> [What is required] Show, in full, each line of the data that contains "chart".

> [Data extracts]
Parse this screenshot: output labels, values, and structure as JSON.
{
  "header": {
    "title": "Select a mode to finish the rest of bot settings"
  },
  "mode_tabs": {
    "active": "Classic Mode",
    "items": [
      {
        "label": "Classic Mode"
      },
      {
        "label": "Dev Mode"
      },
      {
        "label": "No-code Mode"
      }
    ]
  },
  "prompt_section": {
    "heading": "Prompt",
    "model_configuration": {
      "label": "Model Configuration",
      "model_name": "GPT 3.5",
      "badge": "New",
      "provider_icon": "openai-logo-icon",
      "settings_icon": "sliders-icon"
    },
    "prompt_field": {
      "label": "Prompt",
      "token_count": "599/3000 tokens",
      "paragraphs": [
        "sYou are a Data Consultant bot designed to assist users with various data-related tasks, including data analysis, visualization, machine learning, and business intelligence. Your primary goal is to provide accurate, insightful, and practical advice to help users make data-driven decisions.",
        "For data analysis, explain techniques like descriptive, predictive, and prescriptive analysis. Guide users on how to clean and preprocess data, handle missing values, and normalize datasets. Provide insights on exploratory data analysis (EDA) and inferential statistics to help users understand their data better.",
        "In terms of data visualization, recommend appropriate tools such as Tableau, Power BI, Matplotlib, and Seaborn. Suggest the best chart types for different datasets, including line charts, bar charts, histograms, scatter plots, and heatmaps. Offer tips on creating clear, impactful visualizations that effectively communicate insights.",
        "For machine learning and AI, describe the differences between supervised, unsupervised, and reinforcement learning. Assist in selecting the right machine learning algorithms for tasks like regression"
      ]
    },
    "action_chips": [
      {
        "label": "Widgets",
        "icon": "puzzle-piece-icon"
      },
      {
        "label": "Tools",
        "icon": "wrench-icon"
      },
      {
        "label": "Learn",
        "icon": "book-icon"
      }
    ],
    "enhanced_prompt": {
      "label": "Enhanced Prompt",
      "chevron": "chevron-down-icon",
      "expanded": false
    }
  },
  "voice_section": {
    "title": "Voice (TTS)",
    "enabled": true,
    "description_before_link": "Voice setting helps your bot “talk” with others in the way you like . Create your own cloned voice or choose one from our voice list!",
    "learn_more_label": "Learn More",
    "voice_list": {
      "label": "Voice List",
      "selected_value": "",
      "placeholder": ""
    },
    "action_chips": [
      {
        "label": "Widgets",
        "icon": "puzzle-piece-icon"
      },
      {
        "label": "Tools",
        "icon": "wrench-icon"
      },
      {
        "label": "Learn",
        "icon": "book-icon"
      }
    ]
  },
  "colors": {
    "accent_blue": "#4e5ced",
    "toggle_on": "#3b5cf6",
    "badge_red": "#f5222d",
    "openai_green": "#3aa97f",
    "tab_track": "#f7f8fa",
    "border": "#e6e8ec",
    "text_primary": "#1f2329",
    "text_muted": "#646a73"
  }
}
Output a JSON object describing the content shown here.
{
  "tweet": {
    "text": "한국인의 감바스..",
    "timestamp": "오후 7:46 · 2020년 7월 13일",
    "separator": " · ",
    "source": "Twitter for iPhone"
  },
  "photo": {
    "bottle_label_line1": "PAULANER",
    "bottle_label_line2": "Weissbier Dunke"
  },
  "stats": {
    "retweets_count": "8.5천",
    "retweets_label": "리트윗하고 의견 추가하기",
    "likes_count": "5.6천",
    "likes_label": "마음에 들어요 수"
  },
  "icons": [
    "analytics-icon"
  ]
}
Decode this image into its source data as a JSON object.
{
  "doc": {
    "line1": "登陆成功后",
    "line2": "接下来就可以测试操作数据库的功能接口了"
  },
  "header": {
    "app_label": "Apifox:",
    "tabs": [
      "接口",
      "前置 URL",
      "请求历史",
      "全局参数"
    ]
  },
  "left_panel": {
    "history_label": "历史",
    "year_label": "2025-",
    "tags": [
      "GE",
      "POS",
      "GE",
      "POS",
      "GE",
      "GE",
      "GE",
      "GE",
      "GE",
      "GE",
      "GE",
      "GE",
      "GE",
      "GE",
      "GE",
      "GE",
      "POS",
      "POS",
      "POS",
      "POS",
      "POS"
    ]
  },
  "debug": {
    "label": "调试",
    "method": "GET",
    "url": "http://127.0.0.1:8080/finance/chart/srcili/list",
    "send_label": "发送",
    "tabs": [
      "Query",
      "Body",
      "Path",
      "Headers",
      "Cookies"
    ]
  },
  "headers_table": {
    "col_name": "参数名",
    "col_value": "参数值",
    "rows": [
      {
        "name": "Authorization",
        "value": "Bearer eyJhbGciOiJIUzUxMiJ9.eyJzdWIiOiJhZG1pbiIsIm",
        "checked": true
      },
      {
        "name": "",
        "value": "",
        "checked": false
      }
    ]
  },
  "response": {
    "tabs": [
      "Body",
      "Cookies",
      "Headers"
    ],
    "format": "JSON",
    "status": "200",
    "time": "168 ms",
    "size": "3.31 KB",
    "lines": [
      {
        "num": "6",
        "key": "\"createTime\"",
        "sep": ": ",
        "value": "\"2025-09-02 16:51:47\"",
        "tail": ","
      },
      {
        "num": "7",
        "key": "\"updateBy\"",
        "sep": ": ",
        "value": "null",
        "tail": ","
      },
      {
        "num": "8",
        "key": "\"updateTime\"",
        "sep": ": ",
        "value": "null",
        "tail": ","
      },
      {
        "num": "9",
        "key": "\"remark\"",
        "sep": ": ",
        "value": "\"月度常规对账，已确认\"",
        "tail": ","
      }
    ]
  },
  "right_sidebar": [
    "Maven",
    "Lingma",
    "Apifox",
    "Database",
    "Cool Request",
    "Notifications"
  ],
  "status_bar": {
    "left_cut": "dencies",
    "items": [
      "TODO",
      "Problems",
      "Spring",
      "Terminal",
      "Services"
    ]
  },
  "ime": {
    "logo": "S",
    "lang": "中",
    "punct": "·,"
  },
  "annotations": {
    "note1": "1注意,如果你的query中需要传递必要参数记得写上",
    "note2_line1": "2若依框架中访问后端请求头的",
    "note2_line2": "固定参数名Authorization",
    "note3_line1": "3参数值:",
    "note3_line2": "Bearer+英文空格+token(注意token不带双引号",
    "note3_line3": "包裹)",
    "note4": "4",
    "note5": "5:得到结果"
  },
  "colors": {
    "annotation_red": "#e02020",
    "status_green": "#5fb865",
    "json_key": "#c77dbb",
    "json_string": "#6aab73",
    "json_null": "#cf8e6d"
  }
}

> [Problem solution]
        "In terms of data visualization, recommend appropriate tools such as Tableau, Power BI, Matplotlib, and Seaborn. Suggest the best chart types for different datasets, including line charts, bar charts, histograms, scatter plots, and heatmaps. Offer tips on creating clear, impactful visualizations that effectively communicate insights.",
    "url": "http://127.0.0.1:8080/finance/chart/srcili/list",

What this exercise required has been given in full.